What is a Lottery?
Various states and cities in the United States have lotteries. These games are designed to attract people by providing a chance to win big cash prizes. It is also used as a means of raising funds for public projects. The total value of a lottery is the amount left after expenses have been paid. In most states, the winner of the lottery will have to pay income taxes on the money he or she wins.
A lottery is a gambling game that involves a bettor placing bets on a series of numbers. The odds of winning are influenced by many factors. The bettor may buy a numbered receipt, or a ticket, which is then deposited with the lottery organization. The ticket is then entered into a drawing, where the numbers are drawn at random. Usually, the chances of winning a large prize are relatively low. However, it is possible to win a smaller prize.

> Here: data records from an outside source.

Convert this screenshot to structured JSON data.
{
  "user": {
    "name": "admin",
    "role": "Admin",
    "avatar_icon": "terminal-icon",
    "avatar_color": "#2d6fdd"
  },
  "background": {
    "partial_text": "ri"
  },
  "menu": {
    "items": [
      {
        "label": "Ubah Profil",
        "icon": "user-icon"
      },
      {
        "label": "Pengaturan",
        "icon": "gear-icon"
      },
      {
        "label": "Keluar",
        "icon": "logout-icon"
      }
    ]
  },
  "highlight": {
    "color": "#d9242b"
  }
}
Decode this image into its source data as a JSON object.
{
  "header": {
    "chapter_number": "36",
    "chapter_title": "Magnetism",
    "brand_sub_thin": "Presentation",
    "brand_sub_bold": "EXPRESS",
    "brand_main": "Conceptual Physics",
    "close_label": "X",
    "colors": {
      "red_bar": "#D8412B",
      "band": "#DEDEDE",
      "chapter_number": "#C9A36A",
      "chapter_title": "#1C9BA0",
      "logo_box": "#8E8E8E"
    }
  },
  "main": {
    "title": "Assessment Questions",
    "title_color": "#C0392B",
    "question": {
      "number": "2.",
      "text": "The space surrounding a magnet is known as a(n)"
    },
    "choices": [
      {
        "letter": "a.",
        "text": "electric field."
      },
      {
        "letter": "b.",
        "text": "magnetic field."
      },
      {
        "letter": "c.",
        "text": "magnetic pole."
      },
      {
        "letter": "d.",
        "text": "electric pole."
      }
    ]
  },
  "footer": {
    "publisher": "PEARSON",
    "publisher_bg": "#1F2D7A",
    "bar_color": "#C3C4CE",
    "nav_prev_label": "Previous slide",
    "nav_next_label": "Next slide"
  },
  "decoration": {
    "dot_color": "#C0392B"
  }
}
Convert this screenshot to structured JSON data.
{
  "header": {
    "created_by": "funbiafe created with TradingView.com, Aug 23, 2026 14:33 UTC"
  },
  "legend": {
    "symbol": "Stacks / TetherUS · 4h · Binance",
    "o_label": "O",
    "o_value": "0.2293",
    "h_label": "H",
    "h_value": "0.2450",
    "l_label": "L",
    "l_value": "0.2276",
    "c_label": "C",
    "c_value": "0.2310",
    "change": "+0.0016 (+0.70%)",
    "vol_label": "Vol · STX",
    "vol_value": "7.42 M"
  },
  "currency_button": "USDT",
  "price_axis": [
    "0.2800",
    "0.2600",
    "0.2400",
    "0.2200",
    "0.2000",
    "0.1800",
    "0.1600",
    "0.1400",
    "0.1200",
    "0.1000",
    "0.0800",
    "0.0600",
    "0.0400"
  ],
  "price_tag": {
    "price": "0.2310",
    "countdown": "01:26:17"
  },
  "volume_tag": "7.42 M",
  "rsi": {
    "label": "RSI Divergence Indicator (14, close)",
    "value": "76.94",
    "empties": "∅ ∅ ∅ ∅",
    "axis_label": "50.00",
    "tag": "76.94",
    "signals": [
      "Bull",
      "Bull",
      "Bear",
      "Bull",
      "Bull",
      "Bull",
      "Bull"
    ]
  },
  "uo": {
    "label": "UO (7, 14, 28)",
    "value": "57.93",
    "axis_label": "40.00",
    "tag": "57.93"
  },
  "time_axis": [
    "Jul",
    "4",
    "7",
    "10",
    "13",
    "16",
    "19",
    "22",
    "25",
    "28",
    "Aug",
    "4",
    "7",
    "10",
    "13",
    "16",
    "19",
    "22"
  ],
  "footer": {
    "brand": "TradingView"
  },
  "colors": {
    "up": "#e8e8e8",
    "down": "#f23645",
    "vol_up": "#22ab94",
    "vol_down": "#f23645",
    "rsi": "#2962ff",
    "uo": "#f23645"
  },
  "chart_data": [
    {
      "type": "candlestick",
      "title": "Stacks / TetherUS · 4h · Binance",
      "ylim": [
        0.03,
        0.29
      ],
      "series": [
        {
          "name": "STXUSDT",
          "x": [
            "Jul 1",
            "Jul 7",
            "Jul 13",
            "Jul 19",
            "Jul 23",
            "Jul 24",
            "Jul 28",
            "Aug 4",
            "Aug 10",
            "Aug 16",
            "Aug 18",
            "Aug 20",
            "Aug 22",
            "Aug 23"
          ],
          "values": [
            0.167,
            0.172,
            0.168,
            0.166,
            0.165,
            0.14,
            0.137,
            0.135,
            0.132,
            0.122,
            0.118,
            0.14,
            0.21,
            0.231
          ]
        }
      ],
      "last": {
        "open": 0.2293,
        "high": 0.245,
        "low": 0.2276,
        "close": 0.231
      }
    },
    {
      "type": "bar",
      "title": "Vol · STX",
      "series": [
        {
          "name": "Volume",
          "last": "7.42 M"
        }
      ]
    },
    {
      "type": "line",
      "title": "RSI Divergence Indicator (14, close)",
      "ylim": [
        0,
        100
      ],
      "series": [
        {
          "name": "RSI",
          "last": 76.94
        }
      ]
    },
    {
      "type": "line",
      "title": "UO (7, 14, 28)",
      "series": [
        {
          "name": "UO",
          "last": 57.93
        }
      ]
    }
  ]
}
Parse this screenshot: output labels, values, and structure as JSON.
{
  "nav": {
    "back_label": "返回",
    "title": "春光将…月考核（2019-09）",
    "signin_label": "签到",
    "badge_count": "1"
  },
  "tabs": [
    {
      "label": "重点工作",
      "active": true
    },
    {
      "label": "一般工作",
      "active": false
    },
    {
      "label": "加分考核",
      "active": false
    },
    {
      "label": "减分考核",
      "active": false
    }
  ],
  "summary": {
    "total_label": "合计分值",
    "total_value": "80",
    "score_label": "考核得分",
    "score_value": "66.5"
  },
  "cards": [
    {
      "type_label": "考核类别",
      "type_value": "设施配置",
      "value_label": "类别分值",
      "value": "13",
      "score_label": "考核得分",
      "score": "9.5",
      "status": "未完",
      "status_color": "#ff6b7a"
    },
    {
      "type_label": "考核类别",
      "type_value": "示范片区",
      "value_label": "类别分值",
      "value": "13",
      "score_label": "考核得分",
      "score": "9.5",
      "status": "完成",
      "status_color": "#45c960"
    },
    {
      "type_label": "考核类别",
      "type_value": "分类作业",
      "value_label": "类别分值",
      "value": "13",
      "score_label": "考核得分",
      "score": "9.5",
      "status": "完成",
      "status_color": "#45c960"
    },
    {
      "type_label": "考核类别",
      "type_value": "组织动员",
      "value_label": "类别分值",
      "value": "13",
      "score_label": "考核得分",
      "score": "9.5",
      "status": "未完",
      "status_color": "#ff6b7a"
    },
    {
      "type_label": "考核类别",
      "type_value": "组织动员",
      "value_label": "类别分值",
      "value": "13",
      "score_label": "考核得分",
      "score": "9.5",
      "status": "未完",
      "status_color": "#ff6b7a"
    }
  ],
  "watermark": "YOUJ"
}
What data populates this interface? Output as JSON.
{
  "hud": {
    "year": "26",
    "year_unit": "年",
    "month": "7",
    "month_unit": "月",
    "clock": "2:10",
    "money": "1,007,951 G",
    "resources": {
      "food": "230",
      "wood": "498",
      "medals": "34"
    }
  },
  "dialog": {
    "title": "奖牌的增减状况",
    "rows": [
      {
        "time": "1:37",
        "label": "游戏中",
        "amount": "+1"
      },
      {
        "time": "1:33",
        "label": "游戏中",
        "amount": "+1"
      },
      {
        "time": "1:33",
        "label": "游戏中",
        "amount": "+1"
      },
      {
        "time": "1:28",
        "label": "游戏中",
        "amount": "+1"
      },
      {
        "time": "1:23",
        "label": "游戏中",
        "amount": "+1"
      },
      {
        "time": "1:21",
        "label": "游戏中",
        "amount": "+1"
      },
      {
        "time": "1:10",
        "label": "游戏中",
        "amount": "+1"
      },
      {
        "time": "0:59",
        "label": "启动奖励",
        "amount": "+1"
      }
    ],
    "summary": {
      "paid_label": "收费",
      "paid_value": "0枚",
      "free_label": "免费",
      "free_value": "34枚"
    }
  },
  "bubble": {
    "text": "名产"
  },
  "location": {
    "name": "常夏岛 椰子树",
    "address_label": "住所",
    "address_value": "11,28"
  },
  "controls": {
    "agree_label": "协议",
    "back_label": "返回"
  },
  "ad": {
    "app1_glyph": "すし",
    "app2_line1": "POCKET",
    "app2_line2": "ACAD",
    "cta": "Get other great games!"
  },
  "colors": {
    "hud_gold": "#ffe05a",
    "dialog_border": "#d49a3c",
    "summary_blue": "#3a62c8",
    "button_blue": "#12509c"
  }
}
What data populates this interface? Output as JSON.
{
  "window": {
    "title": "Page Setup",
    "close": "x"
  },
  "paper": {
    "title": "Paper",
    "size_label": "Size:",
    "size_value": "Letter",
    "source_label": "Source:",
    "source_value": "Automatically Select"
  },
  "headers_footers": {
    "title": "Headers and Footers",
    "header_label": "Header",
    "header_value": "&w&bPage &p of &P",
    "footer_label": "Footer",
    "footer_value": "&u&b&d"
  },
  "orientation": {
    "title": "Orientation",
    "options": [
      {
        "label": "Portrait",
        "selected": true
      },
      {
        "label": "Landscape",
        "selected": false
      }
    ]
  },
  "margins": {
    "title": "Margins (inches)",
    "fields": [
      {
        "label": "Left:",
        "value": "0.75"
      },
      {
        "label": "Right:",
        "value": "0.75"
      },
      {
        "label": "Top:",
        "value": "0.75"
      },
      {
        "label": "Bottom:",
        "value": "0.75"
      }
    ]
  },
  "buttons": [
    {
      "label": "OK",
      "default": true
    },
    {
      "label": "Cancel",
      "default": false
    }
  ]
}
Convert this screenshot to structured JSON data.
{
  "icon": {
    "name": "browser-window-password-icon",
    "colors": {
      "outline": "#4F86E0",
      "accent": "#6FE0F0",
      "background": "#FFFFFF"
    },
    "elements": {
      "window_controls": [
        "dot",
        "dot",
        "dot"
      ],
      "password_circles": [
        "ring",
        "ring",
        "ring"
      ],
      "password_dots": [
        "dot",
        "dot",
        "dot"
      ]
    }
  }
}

Lotteries are also used to select jurors from registered voters. The winner of the lottery may have to choose whether to receive a lump sum payment or an installment. If the winner wants to choose a lump sum, it is best for tax purposes to choose an annuity. The annuity offers the option of a fixed monthly payment, or an annual installment.
During the Roman Empire, lotteries were held to raise funds for various public projects. In the Low Countries, towns organized public lotteries to raise money for fortifications and the poor. In France, Francis I permitted lotteries in several cities between 1520 and 1539. These lotteries were then abolished in 1836.
The first modern European lotteries appeared in the fifteenth century in Flanders, Italy, and Burgundy. During the 16th century, a record dated 9 May 1445 at L’Ecluse mentions a lottery to raise funds for a new fortification.
Lotteries are a popular form of gambling. They are simple to organize and they have a wide appeal. In fact, Americans spend over $80 billion dollars each year on lotteries. Depending on the rules, the tickets can be purchased by multiple people for a chance to win a jackpot. A common lottery game is the Lotto, which requires the bettor to select six numbers from a set of balls.
A financial lottery is a type of lottery that is often run by a government. It uses a computer to generate randomly generated numbers. The player pays a dollar for a ticket and the machine spits out a group of numbers. When enough numbers match the machine’s numbers, the winner is rewarded. The money is then deposited into the lottery’s bank account. The amount of the pool returned to the bettors tends to be between 40 and 60 percent. The cost of organizing and promoting the lottery must be subtracted from the pool before it can be divided among the winners.
Most lotteries are organized so that a portion of the profits will go to good causes. This is especially true in larger lotteries, where the jackpot can be as high as millions of dollars. For example, the 2007 Mega Millions jackpot was $390 million.